Friday, July 22, 2016

The thrill of experimentation ~ Two Los Castillo copper over sterling silver bracelets

It is true that among collectors, be they Mexican jewelry afficionados or lovers of American antiques, "transitional" or "experimental" pieces, in other words items that leave the well-trodden path of design and execution to savor the thrill of uncharted waters, are either totally shunned despite their artistic merits or frantically sought after, the ranks of the latter admittedly much thinner than the former.

I think I belong in the second group and when I bumped into this Los Castillo cuff quite some time ago, I was elated!

 Yes, I was familiar with the "metales casados" or mixed metals technique, the marrying of sterling silver with copper and brass, within the field of Mexican silversmithing yet here I was holding in my very hands a fabulous bracelet that was wrought in solid sterling silver and then had its face... covered in copper.

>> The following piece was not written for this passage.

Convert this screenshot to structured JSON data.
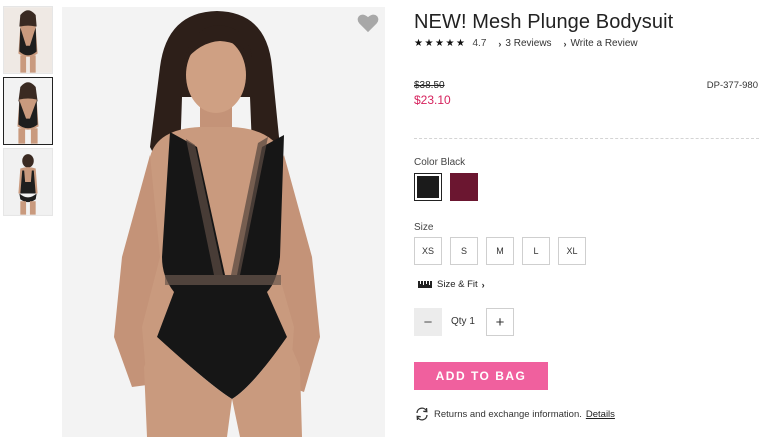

It's usually the other way around, right?

I had to run to my books and search again - could I find another listed example? And low and behold, there it was, on page 125 of Penny Morril's latest work, her book on Margot de Taxco's enamels! A gorgeous copper over sterling silver demi comprised of necklace and bracelet by Margot in a classic "pre-Colombian" design...

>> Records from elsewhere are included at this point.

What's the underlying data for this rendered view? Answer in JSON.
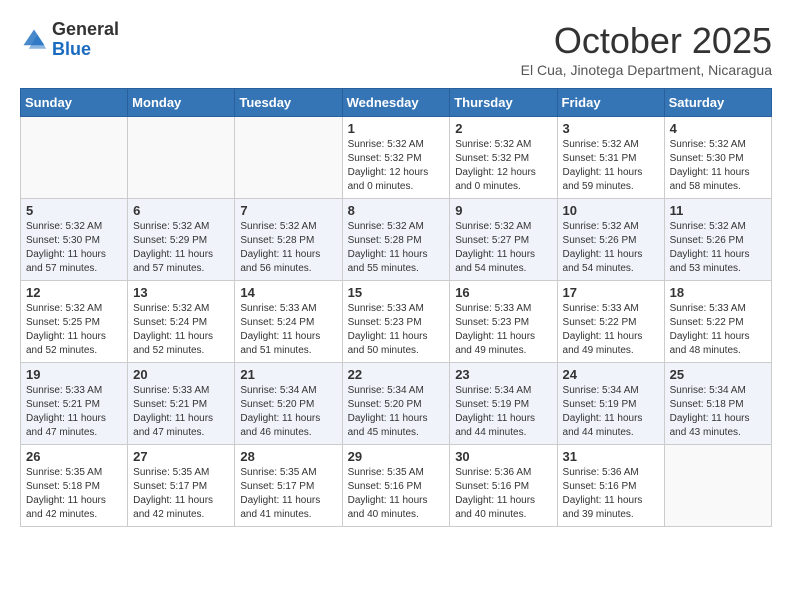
{
  "header": {
    "logo_general": "General",
    "logo_blue": "Blue",
    "month": "October 2025",
    "location": "El Cua, Jinotega Department, Nicaragua"
  },
  "weekdays": [
    "Sunday",
    "Monday",
    "Tuesday",
    "Wednesday",
    "Thursday",
    "Friday",
    "Saturday"
  ],
  "weeks": [
    [
      {
        "day": "",
        "info": ""
      },
      {
        "day": "",
        "info": ""
      },
      {
        "day": "",
        "info": ""
      },
      {
        "day": "1",
        "info": "Sunrise: 5:32 AM\nSunset: 5:32 PM\nDaylight: 12 hours\nand 0 minutes."
      },
      {
        "day": "2",
        "info": "Sunrise: 5:32 AM\nSunset: 5:32 PM\nDaylight: 12 hours\nand 0 minutes."
      },
      {
        "day": "3",
        "info": "Sunrise: 5:32 AM\nSunset: 5:31 PM\nDaylight: 11 hours\nand 59 minutes."
      },
      {
        "day": "4",
        "info": "Sunrise: 5:32 AM\nSunset: 5:30 PM\nDaylight: 11 hours\nand 58 minutes."
      }
    ],
    [
      {
        "day": "5",
        "info": "Sunrise: 5:32 AM\nSunset: 5:30 PM\nDaylight: 11 hours\nand 57 minutes."
      },
      {
        "day": "6",
        "info": "Sunrise: 5:32 AM\nSunset: 5:29 PM\nDaylight: 11 hours\nand 57 minutes."
      },
      {
        "day": "7",
        "info": "Sunrise: 5:32 AM\nSunset: 5:28 PM\nDaylight: 11 hours\nand 56 minutes."
      },
      {
        "day": "8",
        "info": "Sunrise: 5:32 AM\nSunset: 5:28 PM\nDaylight: 11 hours\nand 55 minutes."
      },
      {
        "day": "9",
        "info": "Sunrise: 5:32 AM\nSunset: 5:27 PM\nDaylight: 11 hours\nand 54 minutes."
      },
      {
        "day": "10",
        "info": "Sunrise: 5:32 AM\nSunset: 5:26 PM\nDaylight: 11 hours\nand 54 minutes."
      },
      {
        "day": "11",
        "info": "Sunrise: 5:32 AM\nSunset: 5:26 PM\nDaylight: 11 hours\nand 53 minutes."
      }
    ],
    [
      {
        "day": "12",
        "info": "Sunrise: 5:32 AM\nSunset: 5:25 PM\nDaylight: 11 hours\nand 52 minutes."
      },
      {
        "day": "13",
        "info": "Sunrise: 5:32 AM\nSunset: 5:24 PM\nDaylight: 11 hours\nand 52 minutes."
      },
      {
        "day": "14",
        "info": "Sunrise: 5:33 AM\nSunset: 5:24 PM\nDaylight: 11 hours\nand 51 minutes."
      },
      {
        "day": "15",
        "info": "Sunrise: 5:33 AM\nSunset: 5:23 PM\nDaylight: 11 hours\nand 50 minutes."
      },
      {
        "day": "16",
        "info": "Sunrise: 5:33 AM\nSunset: 5:23 PM\nDaylight: 11 hours\nand 49 minutes."
      },
      {
        "day": "17",
        "info": "Sunrise: 5:33 AM\nSunset: 5:22 PM\nDaylight: 11 hours\nand 49 minutes."
      },
      {
        "day": "18",
        "info": "Sunrise: 5:33 AM\nSunset: 5:22 PM\nDaylight: 11 hours\nand 48 minutes."
      }
    ],
    [
      {
        "day": "19",
        "info": "Sunrise: 5:33 AM\nSunset: 5:21 PM\nDaylight: 11 hours\nand 47 minutes."
      },
      {
        "day": "20",
        "info": "Sunrise: 5:33 AM\nSunset: 5:21 PM\nDaylight: 11 hours\nand 47 minutes."
      },
      {
        "day": "21",
        "info": "Sunrise: 5:34 AM\nSunset: 5:20 PM\nDaylight: 11 hours\nand 46 minutes."
      },
      {
        "day": "22",
        "info": "Sunrise: 5:34 AM\nSunset: 5:20 PM\nDaylight: 11 hours\nand 45 minutes."
      },
      {
        "day": "23",
        "info": "Sunrise: 5:34 AM\nSunset: 5:19 PM\nDaylight: 11 hours\nand 44 minutes."
      },
      {
        "day": "24",
        "info": "Sunrise: 5:34 AM\nSunset: 5:19 PM\nDaylight: 11 hours\nand 44 minutes."
      },
      {
        "day": "25",
        "info": "Sunrise: 5:34 AM\nSunset: 5:18 PM\nDaylight: 11 hours\nand 43 minutes."
      }
    ],
    [
      {
        "day": "26",
        "info": "Sunrise: 5:35 AM\nSunset: 5:18 PM\nDaylight: 11 hours\nand 42 minutes."
      },
      {
        "day": "27",
        "info": "Sunrise: 5:35 AM\nSunset: 5:17 PM\nDaylight: 11 hours\nand 42 minutes."
      },
      {
        "day": "28",
        "info": "Sunrise: 5:35 AM\nSunset: 5:17 PM\nDaylight: 11 hours\nand 41 minutes."
      },
      {
        "day": "29",
        "info": "Sunrise: 5:35 AM\nSunset: 5:16 PM\nDaylight: 11 hours\nand 40 minutes."
      },
      {
        "day": "30",
        "info": "Sunrise: 5:36 AM\nSunset: 5:16 PM\nDaylight: 11 hours\nand 40 minutes."
      },
      {
        "day": "31",
        "info": "Sunrise: 5:36 AM\nSunset: 5:16 PM\nDaylight: 11 hours\nand 39 minutes."
      },
      {
        "day": "",
        "info": ""
      }
    ]
  ]
}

Penny Morrill, Margot Van Voorhies, the Art of Mexican Enamelwork, p. 125

Should we assume that the two talleres shared in a rather bold experiment yet ended up not producing many similar pieces? If I were to suggest a reason for their scarcity, I would say that the idea of covering good old sterling in what is generally perceived as a "lesser" metal probably failed to strike a cord with prospective customers. It was a bold move; one bound to be appreciated by the few imaginative enough to plunge into that deep Taxco sea of experimentation.

Yet I did find a second example in the real world - a fantastic Los Castillo clamper available on Etsy by TexomaVintage (thank you, Jane, for kindly sharing the photos!).

Los Castillo copper over sterling silver clamper bracelet


Both pieces have sold since I started thinking of this entry - which shows that there is an audience out there for jewelry that breaks the mold of the ordinary and the expected to venture into the thrilling realm which defying the canon creates. So let me wrap this up with a few more details of this post's protagonists...

First the Los Castillo cuff bracelet, des. no 909:

Los Castillo copper over sterling silver Cuff Bracelet
Another view of the cuff
Los Castillo des. no 909 hallmarks



For all the specifics and more photos, you can visit the original listing on my site at

Last but not least, the clamper bracelet from Texoma Vintage on Etsy:

Los Castillo des. no 250 clamper
Hallmarks on the Los Castillo copper over silver clamper

1 comment:

  1. Wow! I just researched a stunning Jimmy Herald (Navajo) cuff with this effect! Literally yesterday! Of the balance of the 925 parts of 1000 parts in sterling silver, copper is a major component. Smiths know to "pickle" pieces with flux when heating, otherwise a "firestain" cupric oxide blooms on the surface, sometimes used to highlight hammering. Voila! Lee Chevalier/BRS Associates, Dallas